Proactive outreach to borrowers from the moment students take their first loan can help raise awareness, as can more effective outreach by servicers. But even when borrowers know about IDR, the process of annually recertifying income can present a barrier, particularly for borrowers experiencing poverty or other forms of significant stress. If IDR is going to be an integral part of the student lending system, policymakers should consider making it the default option or automatically enrolling some or all borrowers.
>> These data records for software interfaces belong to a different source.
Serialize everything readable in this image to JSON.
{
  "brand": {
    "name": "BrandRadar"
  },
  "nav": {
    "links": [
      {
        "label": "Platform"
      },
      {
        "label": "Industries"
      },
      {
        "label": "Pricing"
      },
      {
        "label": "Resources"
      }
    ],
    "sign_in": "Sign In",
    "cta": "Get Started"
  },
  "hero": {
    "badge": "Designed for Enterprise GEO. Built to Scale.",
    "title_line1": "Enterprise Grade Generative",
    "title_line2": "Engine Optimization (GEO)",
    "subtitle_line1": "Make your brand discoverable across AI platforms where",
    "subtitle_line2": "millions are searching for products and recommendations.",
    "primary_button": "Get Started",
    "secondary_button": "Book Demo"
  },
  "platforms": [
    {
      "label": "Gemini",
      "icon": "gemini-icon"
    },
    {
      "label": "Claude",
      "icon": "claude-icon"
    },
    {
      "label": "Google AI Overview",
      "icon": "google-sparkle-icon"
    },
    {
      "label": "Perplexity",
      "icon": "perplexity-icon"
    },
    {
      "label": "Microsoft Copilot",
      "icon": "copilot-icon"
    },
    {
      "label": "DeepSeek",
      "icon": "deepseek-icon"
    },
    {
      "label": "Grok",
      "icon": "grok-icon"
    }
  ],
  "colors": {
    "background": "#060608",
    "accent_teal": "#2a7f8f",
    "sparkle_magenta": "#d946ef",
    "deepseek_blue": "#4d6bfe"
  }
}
Loan payments could be made automatically through tax-withholding systems so payments adjust with income and job changes without requiring any action by the borrower, as is the case in Australia and England. Short of such a fully automatic system, policymakers could experiment with automatically recertifying IDR participants using their annual tax data, or they could make more frequent adjustments to payments using earnings data collected by the US Social Security Administration or unemployment insurance agencies.
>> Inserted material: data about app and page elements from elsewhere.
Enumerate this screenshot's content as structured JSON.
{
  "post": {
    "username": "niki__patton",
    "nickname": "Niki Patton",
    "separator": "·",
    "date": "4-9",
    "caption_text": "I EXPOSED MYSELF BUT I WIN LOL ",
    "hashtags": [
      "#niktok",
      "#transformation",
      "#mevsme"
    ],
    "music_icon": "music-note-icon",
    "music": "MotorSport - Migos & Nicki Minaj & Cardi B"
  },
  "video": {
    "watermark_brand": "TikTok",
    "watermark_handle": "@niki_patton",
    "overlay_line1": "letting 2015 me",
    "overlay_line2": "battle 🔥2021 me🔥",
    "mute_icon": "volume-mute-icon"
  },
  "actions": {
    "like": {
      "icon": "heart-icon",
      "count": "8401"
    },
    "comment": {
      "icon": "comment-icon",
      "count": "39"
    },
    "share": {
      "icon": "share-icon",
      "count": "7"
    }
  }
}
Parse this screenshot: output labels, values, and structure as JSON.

For some borrowers, 20 years is too long to wait for forgiveness
IDR is an elegant solution in theory, but the version in current policy can be demoralizing for many borrowers. Imagine a low-income borrower with $10,000 of debt who is not required to make any payments. This person will have to recertify their income 20 times, and by the time the debt is forgiven, the $10,000 initial debt will have grown to more than $17,000 at current interest rates. And if Congress doesn’t change the policy, this will be treated as taxable income.
It’s not hard to understand why borrowers may not stay in or never enroll in such a system. Watching your balance increase even as you make payments is more the rule than the exception; the median borrower in IDR who started paying in 2012 owed more than their original balance (PDF) five years later.
Borrowers who are clearly never going to repay their loans—such as those who never completed a credential and have experienced multiple years of low incomes—should not have to complete paperwork proving they are poor every year for two decades. Providing more immediate forgiveness would spare borrowers this headache and save taxpayers money trying to collect loans that will eventually be forgiven anyway.
But borrowers who can afford to pay off some but not all of their accruing interest each month may also find it demoralizing to watch their balances grow, even as they dutifully make the required payments. For these borrowers, providing partial forgiveness over time, rather than all at the end, could be a way to encourage successful participation in IDR. For example, interest could be waived for the lowest-income borrowers so their balances never increase, or a share of the principal could be forgiven after each year of successful IDR participation.
The fundamental tension in IDR lies in having a policy that makes sense for both low-income and relatively high-income borrowers. Policy design features such as interest rates and a long repayment term are needed to keep higher-income borrowers with large debts from gaming the system and getting big handouts, but these same features are punishing, demoralizing, and often unnecessary for low-income borrowers.
The current system, with its largely consistent set of rules for all borrowers, has gotten increasingly generous for doctors and lawyers with $200,000 in debt while continuing to fail struggling borrowers, many with small debts and no degree. For IDR to be an effective part of the solution, significant structural changes are needed to both how payments are collected and how loans are made. These range from automatic collection of payments to ending blank-check borrowing to graduate students, the kinds of wonky reforms that don’t win elections but are needed if student loans are to be an equitable part of US higher education.